Exercise requirements: For the entries presented below, indicate the number of lines that include the word "header", adding nothing else.

- - - -

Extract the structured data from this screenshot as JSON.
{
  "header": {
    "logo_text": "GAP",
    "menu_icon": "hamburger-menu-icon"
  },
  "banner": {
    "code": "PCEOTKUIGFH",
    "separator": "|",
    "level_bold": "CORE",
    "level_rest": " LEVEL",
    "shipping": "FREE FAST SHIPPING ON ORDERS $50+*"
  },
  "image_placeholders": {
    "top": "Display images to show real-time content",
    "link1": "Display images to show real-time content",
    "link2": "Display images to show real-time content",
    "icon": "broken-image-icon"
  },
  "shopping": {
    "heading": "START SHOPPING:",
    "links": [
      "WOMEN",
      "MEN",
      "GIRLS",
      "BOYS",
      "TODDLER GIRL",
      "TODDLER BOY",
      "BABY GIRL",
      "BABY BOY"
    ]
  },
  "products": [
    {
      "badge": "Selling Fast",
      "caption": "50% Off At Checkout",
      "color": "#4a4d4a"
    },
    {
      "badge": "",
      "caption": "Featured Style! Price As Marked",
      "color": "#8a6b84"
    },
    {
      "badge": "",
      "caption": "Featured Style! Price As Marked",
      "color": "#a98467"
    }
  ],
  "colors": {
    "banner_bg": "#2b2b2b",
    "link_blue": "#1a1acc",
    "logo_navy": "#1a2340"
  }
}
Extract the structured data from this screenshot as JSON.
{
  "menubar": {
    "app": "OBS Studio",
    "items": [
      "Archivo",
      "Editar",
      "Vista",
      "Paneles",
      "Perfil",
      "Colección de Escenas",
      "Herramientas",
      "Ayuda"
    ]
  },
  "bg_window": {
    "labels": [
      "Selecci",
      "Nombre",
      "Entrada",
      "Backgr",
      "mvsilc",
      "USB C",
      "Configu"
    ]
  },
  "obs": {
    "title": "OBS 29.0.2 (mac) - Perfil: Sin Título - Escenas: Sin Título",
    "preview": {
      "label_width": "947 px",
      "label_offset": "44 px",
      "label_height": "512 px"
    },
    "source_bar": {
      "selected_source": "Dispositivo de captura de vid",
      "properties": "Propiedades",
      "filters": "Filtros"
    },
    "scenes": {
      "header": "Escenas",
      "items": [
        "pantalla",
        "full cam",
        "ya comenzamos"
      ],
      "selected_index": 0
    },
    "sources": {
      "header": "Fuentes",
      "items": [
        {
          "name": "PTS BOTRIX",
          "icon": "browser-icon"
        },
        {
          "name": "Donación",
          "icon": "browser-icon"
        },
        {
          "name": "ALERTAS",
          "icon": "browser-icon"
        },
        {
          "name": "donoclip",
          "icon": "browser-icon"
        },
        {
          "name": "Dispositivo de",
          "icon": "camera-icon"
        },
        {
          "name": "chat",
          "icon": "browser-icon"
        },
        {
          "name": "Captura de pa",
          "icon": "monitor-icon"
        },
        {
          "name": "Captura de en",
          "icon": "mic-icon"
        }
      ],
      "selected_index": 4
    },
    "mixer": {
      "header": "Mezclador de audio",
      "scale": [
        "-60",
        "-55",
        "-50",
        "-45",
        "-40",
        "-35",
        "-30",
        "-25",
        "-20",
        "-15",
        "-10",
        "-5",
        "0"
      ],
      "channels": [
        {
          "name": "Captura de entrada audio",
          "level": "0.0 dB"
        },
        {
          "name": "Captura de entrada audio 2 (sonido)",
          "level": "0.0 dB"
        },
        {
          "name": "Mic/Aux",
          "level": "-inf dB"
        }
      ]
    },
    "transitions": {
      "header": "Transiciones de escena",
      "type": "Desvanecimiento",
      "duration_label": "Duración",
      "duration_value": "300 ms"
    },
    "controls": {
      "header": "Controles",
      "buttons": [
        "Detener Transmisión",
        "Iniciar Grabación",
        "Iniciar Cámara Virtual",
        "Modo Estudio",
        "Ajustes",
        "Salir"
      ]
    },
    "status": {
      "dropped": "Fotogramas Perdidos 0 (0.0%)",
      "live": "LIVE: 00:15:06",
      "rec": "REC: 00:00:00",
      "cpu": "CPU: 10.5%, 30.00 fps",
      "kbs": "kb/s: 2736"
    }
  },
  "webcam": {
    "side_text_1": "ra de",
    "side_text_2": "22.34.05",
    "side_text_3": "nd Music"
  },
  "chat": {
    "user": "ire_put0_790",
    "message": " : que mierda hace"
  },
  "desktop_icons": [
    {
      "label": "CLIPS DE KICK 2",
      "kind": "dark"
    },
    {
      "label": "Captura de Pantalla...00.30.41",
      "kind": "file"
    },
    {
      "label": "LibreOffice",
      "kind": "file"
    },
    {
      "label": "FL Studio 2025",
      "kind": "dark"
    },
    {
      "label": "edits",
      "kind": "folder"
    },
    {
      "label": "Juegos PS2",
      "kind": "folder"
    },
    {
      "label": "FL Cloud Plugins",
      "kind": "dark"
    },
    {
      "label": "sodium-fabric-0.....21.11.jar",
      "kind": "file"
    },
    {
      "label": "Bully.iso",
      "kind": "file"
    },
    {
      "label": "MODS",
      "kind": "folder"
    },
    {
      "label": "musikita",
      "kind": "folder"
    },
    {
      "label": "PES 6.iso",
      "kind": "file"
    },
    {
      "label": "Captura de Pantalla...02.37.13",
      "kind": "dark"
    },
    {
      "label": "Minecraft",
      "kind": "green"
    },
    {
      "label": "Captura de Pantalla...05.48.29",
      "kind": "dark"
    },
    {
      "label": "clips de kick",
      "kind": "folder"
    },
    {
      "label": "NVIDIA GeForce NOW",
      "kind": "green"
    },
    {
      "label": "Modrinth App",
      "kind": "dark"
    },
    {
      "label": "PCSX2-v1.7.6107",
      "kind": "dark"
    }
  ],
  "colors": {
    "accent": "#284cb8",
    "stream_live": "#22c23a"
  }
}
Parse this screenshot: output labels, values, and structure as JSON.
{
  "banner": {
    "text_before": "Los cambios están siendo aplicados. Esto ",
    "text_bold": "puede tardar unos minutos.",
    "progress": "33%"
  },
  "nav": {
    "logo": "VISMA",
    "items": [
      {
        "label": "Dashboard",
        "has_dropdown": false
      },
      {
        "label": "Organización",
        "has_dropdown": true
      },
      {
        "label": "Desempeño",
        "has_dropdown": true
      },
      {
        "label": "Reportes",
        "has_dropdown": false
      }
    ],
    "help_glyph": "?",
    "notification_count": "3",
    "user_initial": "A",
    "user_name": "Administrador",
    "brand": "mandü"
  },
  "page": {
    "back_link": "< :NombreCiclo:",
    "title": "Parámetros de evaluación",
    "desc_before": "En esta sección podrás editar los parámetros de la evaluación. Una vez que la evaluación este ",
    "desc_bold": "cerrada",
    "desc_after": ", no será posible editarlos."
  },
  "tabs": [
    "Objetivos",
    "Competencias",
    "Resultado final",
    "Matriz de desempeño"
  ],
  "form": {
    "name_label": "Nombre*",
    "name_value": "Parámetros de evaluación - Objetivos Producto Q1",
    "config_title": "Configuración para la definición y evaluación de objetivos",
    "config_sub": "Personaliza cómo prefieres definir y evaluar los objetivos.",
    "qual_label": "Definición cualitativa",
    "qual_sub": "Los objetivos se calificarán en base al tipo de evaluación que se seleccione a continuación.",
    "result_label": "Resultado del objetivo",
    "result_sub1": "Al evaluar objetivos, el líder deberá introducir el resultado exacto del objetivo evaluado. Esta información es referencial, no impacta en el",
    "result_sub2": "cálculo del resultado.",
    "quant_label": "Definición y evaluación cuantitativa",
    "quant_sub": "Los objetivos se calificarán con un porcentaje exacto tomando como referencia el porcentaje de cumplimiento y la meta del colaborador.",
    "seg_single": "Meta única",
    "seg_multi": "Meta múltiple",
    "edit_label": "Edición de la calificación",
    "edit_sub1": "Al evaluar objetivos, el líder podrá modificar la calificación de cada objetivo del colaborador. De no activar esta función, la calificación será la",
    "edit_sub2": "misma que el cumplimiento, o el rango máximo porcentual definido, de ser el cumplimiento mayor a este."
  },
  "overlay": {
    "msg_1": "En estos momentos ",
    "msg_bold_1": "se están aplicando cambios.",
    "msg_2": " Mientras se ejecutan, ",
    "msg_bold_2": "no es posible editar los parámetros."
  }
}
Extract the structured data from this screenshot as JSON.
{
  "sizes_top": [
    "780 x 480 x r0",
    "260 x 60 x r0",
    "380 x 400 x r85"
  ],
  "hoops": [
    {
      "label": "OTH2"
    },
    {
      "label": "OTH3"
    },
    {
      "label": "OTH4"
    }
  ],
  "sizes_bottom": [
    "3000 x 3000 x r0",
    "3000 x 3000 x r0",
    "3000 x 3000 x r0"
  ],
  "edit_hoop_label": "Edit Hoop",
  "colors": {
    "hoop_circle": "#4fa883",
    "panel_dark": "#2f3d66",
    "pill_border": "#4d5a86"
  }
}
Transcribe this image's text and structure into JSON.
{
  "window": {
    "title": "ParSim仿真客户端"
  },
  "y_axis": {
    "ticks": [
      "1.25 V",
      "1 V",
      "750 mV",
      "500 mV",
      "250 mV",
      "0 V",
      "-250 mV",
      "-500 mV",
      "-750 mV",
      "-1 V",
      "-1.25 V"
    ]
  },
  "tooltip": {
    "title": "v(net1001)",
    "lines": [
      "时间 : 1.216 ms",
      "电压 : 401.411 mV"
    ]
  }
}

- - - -

Response to the task: 6